Twine: Ghosthunter Academy
Play my work-in-progress twine here: [Ghosthunter Academy]
For my first attempt at using Twine, I decided to a return to an idea that I was exploring in my first semester at ITP for our soundwalk project. I didn’t end up going down this route for that project because it required more interaction and story-branching than I was able to achieve in audio. So I decided to explore it here, in text (and maybe audio one day!).
Ghosthunter Academy is an “interactive exam”, where the premise is that you’re training to become a ghosthunter. As it turns out, ghosthuntin’ ain’t easy, so you have to pass a series of tests of character that involve solving puzzles and riddles. The part I’m exploring is making the puzzles and riddles crossover between the digital (in-browser experience?) and the physical, which for now is an experience I want to setup on the ITP floor.
I didn’t get as far as I wanted, which was the first transition to a puzzle in the physical world.

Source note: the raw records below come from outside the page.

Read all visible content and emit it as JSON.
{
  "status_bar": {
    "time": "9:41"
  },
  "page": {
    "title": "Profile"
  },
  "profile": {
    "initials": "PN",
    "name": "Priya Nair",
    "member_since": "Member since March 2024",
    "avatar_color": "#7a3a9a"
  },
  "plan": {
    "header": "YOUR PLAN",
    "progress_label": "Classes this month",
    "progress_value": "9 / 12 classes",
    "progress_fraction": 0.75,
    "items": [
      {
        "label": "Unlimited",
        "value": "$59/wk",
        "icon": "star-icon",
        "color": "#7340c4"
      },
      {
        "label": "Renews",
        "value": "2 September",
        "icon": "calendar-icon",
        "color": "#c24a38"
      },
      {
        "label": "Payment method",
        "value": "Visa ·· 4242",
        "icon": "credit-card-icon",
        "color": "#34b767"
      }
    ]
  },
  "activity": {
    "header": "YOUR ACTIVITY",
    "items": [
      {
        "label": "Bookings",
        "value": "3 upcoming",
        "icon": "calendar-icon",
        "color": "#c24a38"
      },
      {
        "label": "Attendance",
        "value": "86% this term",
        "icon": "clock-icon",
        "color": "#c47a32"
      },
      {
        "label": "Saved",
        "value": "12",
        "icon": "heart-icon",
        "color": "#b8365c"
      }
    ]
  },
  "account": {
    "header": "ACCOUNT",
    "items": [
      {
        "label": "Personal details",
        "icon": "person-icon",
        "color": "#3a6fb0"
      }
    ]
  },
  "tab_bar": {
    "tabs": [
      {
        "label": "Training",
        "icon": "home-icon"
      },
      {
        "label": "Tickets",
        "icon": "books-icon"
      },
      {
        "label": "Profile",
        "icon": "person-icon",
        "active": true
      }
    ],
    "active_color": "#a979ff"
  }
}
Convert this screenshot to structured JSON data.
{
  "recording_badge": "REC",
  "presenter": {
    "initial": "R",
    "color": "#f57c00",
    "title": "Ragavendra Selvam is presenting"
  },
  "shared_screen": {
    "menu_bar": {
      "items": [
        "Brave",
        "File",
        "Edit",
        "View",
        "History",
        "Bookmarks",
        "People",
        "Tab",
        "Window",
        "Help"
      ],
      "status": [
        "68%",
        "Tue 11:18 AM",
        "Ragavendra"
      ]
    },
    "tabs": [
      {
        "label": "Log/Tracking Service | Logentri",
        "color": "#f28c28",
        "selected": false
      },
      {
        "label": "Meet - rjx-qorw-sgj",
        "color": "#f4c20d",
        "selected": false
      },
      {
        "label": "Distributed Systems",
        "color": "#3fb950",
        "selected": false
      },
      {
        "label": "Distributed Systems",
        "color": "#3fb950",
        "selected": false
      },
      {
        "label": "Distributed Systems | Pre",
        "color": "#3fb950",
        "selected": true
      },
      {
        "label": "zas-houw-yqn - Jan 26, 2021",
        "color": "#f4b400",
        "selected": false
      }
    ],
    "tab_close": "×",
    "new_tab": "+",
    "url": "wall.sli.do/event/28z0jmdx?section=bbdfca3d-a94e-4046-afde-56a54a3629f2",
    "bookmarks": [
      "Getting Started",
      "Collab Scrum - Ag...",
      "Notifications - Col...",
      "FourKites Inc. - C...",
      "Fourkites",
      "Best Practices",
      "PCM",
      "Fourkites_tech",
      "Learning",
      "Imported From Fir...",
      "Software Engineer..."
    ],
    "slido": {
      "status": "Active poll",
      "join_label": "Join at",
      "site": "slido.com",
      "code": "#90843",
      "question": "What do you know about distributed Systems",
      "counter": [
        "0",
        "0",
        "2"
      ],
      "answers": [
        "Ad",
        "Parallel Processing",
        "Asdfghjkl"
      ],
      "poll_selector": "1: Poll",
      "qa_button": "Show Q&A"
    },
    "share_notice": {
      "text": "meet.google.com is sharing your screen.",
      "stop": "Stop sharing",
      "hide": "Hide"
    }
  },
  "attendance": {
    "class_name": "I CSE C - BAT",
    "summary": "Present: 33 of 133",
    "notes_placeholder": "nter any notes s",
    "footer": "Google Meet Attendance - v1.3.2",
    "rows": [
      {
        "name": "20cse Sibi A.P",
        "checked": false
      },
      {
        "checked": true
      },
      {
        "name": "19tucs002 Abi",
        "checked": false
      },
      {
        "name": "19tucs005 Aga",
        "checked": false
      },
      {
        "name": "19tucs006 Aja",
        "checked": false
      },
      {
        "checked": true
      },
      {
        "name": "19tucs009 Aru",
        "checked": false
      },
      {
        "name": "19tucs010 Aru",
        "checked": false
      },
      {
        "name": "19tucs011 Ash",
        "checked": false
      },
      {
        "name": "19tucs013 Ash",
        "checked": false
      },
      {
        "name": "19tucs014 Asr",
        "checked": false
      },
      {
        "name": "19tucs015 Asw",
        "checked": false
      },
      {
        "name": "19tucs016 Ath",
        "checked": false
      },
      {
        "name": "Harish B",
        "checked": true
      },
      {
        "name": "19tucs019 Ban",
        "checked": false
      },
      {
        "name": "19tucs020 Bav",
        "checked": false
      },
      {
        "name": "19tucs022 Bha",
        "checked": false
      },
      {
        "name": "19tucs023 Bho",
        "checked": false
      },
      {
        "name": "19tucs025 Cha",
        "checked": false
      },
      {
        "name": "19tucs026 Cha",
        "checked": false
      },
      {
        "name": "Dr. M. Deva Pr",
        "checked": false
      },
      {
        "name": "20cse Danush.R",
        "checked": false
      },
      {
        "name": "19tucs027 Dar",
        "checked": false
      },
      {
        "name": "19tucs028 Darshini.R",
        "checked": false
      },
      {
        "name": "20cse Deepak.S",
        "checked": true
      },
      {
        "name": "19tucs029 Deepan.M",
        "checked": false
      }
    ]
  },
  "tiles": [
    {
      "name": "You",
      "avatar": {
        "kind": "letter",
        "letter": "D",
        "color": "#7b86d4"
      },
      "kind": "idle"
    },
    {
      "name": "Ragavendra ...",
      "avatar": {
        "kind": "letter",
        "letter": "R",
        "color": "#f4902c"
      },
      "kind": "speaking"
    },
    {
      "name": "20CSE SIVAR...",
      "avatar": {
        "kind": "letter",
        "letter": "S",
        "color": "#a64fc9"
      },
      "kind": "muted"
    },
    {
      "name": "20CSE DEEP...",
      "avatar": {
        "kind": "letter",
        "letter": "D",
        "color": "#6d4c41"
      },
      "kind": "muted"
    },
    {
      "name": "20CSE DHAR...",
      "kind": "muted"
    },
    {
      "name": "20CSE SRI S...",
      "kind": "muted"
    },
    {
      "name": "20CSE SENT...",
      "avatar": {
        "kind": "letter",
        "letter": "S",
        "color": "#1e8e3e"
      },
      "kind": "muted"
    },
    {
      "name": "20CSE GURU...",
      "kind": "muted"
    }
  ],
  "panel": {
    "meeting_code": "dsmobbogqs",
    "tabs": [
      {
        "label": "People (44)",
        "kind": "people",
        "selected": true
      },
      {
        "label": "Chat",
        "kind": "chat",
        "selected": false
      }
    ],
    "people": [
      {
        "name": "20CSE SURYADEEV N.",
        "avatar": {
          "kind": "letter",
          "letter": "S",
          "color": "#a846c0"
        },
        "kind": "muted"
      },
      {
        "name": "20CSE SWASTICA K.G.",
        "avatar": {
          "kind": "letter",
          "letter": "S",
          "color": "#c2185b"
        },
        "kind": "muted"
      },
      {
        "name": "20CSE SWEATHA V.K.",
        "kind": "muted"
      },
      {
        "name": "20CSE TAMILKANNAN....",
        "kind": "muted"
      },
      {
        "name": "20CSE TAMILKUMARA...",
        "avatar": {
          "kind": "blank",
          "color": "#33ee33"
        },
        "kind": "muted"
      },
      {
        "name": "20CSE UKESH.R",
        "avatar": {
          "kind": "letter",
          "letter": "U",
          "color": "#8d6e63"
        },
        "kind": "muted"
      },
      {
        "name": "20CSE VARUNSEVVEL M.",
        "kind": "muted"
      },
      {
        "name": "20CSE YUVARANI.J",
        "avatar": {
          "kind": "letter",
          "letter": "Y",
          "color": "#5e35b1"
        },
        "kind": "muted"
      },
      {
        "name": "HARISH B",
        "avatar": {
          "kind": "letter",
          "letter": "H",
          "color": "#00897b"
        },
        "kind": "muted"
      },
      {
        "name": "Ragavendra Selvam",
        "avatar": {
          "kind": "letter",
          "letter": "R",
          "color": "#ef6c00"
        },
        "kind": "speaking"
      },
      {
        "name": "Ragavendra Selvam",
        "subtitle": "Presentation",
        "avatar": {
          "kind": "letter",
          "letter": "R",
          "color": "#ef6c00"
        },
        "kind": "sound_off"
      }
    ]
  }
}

Most of that being Twine was harder than I anticipated…
Experience with Twine
Twine gets complex… fast. Putting the first level together, I decided to use an old and favorite riddle of mine (that is supposed to be easy!) which has the folowing setup:
You have a length of rope that burns for exactly an hour and a match. How do you measure exactly 30 minutes?
This turned out to be incredibly difficult to model and test in Twine. (Although, I don’t know if it would be easy in any other system.)
Part of the issue is that building discrete actions is hard. And even worse, keeping track of which actions to take and in what order they were taken becomes a pain.
I doubt I’ll revisit this anytime soon, but something Twine might benefit greatly from is a test suite, something common in software engineering practices. Debug mode was not helpful…
But if I were to continue I would find a way to automate the testing of branches and output the stories so I don’t have to continuously click through my story.
Another tactic to explore is having waypoint nodes (read: passages), and so a story can expand in many complex ways and then converge to a single passage that begins the next phase of the exam.